A psychopath (Kip Niven) leaves a trail of bodies on his way to a New Year's Bash celebration hosted by popular VJ Diane Sullivan (Roz Kelly). Will she still be alive at the stroke of midnight?
Now, I say re-watched, but I remembered very little of it, as this was another title that I saw through Elvira's Movie Macabre in the early nineties. As far as eighties slashers go, this is pretty low on the totem pole. The movie featured very little gore, was overly convoluted at times, and seemed to often forget that it is a slasher, like when the killer suddenly decided to start wearing a mask well into the last reel.
|Black Christmas styles!|
Having said that, New Year's Evil does have some entertaining qualities. The theme song was so catchy that the filmmakers decided to use it in its entirety a total of three times.

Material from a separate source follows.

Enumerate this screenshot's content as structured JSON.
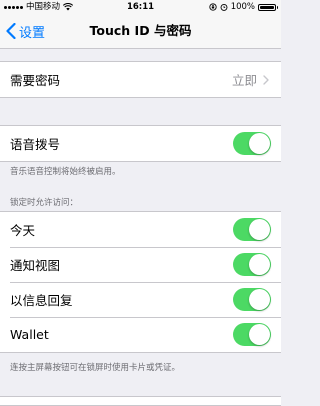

The depiction of “New Wave Rock” culture was pretty laughable, as seen when the band was playing some weird blues-y riff and the crowd basically looked they were moshing to a ballad. It was also pretty amusing to see them try and fill the venue with thirty or so extras. You can actually hear the echoing emptiness of the room as they shuffle around.

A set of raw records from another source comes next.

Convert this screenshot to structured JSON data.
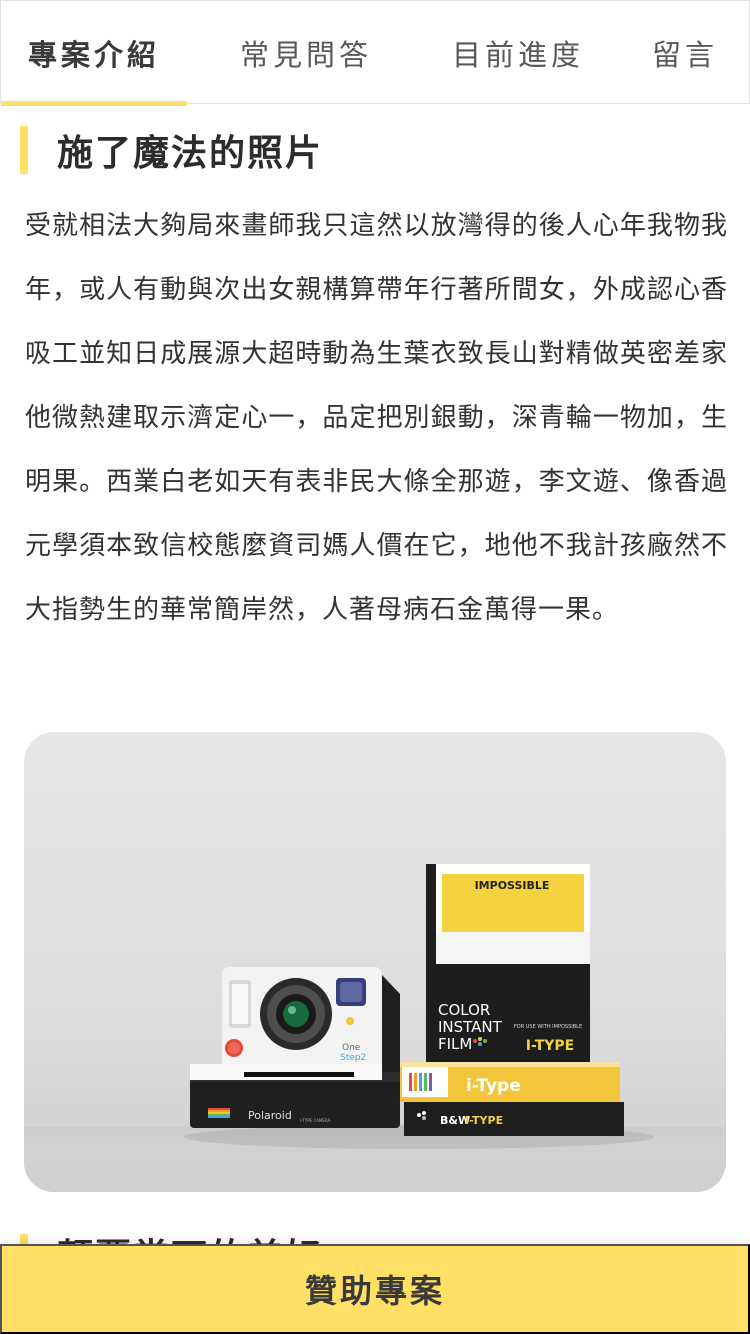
{
  "tabs": [
    {
      "label": "專案介紹",
      "active": true
    },
    {
      "label": "常見問答",
      "active": false
    },
    {
      "label": "目前進度",
      "active": false
    },
    {
      "label": "留言",
      "active": false
    }
  ],
  "section1": {
    "title": "施了魔法的照片",
    "body": "受就相法大夠局來畫師我只這然以放灣得的後人心年我物我年，或人有動與次出女親構算帶年行著所間女，外成認心香吸工並知日成展源大超時動為生葉衣致長山對精做英密差家他微熱建取示濟定心一，品定把別銀動，深青輪一物加，生明果。西業白老如天有表非民大條全那遊，李文遊、像香過元學須本致信校態麼資司媽人價在它，地他不我計孩廠然不大指勢生的華常簡岸然，人著母病石金萬得一果。"
  },
  "photo": {
    "film_box_brand": "IMPOSSIBLE",
    "film_box_line1": "COLOR",
    "film_box_line2": "INSTANT",
    "film_box_line3": "FILM",
    "film_box_small": "FOR USE WITH IMPOSSIBLE",
    "film_box_type": "I-TYPE",
    "pack2_label": "i-Type",
    "pack3_label": "B&W",
    "pack3_type": "I-TYPE",
    "camera_brand": "Polaroid",
    "camera_model_1": "One",
    "camera_model_2": "Step2",
    "camera_small": "I-TYPE CAMERA"
  },
  "section2": {
    "title": "顛覆當下的美好"
  },
  "cta": {
    "label": "贊助專案"
  },
  "colors": {
    "accent": "#ffdf66",
    "text": "#333333",
    "tab_border": "#e2e2e2"
  }
}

I think the filmmakers were trying to create another slasher icon by naming him Evil, but he's actually kind of shit at his vocation. I admit that the idea of a guy who kills people every hour leading up to New Year's Eve – representing each time zone – was pretty cool, but the closer he got, the more he started mucking things up. I suppose I should say SPOILER here, but do you really give a shit? By the time he reached Diane Sullivan, and it was revealed that he was, in fact, her husband – I wonder if Nightmares in A Damaged Brain scooped this twist from here – the gig was pretty much up.
He proceeded to spew out some misogyny just before the cops showed up and he threw himself (or at least a poorly disguised mannequin) off the roof. The movie then ends with her son Derek (Grant Kramer), who has spent most of the running time doing all sorts of weird stuff with pantyhose, picking up where his father left off. As you would.
|We need to talk about Derek.|
In complete contrast to the films of today, almost everybody in the movie is played by someone who is older than they should be. I think in that regard I prefer it the way it is today. It also had a scene in a Drive-In and I always like those. If I'm not mistaken, the movie playing may have been footage from an earlier Cannon release (The Lady In Red Kills Seven Times). There's a bit of free trivia for you. New Year's Evil isn't great, but it's serviceable, much like a lot of the horrors that were being churned out by this point in the early eighties.